◆ Information
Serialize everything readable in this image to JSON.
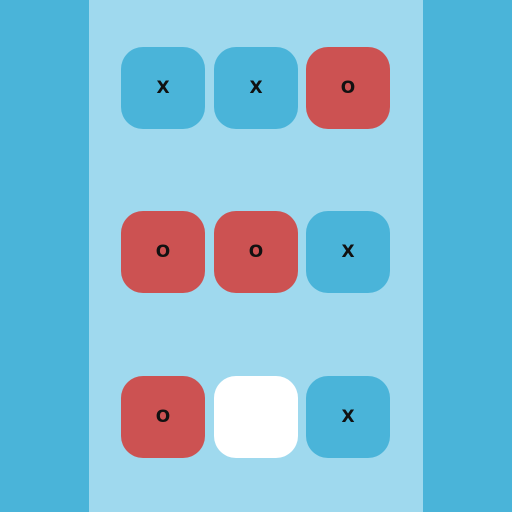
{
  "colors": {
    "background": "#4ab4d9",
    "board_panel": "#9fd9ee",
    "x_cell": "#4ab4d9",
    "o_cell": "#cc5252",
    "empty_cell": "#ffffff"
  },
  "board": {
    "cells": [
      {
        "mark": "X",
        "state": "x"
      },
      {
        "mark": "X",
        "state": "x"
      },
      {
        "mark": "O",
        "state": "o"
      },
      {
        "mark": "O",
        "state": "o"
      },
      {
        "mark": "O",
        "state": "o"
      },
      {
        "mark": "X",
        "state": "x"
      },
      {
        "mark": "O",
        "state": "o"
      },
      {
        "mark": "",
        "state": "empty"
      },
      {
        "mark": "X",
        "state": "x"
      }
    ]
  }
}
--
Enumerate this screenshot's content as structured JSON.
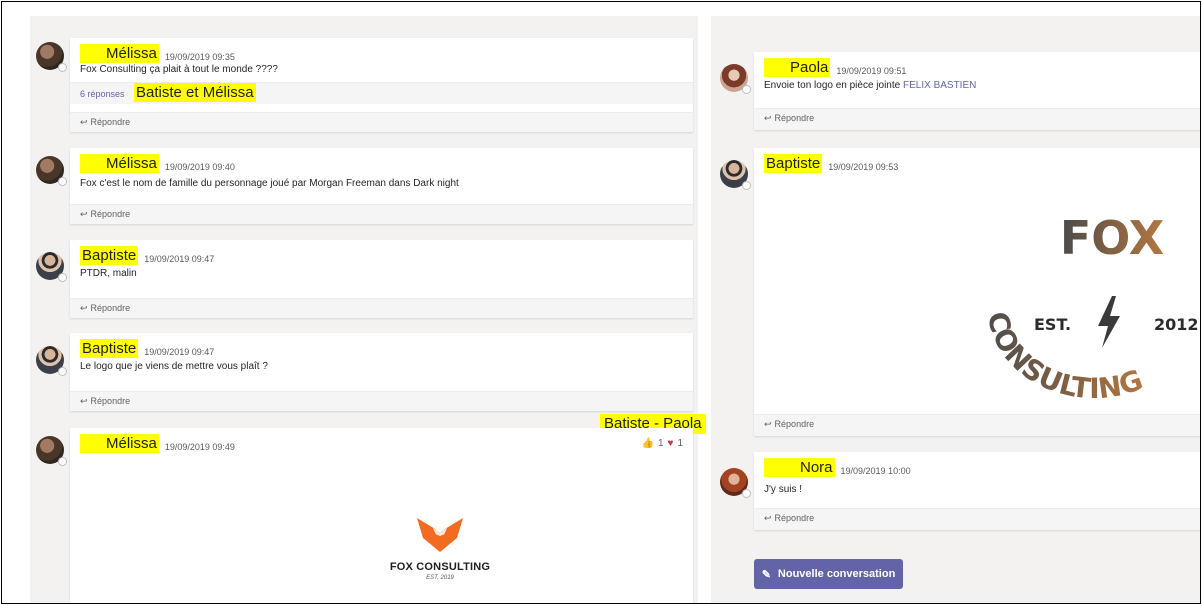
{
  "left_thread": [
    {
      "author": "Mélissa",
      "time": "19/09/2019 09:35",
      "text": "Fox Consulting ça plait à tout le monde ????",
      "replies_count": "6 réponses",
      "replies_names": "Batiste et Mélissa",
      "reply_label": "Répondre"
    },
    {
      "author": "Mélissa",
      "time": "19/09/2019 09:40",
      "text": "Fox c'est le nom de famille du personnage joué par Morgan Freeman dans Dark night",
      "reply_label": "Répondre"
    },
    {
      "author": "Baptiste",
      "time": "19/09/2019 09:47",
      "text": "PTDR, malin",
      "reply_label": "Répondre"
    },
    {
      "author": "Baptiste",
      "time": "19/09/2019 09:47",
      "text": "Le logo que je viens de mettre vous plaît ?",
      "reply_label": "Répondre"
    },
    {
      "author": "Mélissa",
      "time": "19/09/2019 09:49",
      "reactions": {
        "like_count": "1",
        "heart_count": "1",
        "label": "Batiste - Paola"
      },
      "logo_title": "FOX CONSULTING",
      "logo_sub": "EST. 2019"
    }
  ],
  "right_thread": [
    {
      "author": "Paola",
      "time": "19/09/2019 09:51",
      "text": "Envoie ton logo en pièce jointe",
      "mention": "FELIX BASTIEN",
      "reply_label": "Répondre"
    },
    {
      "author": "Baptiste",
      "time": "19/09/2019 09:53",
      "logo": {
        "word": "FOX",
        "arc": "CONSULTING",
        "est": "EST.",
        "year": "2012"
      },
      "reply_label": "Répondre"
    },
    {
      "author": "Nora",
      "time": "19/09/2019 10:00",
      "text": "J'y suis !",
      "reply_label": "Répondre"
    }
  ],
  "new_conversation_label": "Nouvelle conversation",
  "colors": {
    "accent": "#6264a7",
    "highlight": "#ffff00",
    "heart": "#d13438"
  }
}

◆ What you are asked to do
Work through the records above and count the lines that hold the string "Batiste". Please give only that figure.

◆ Exercise solution
2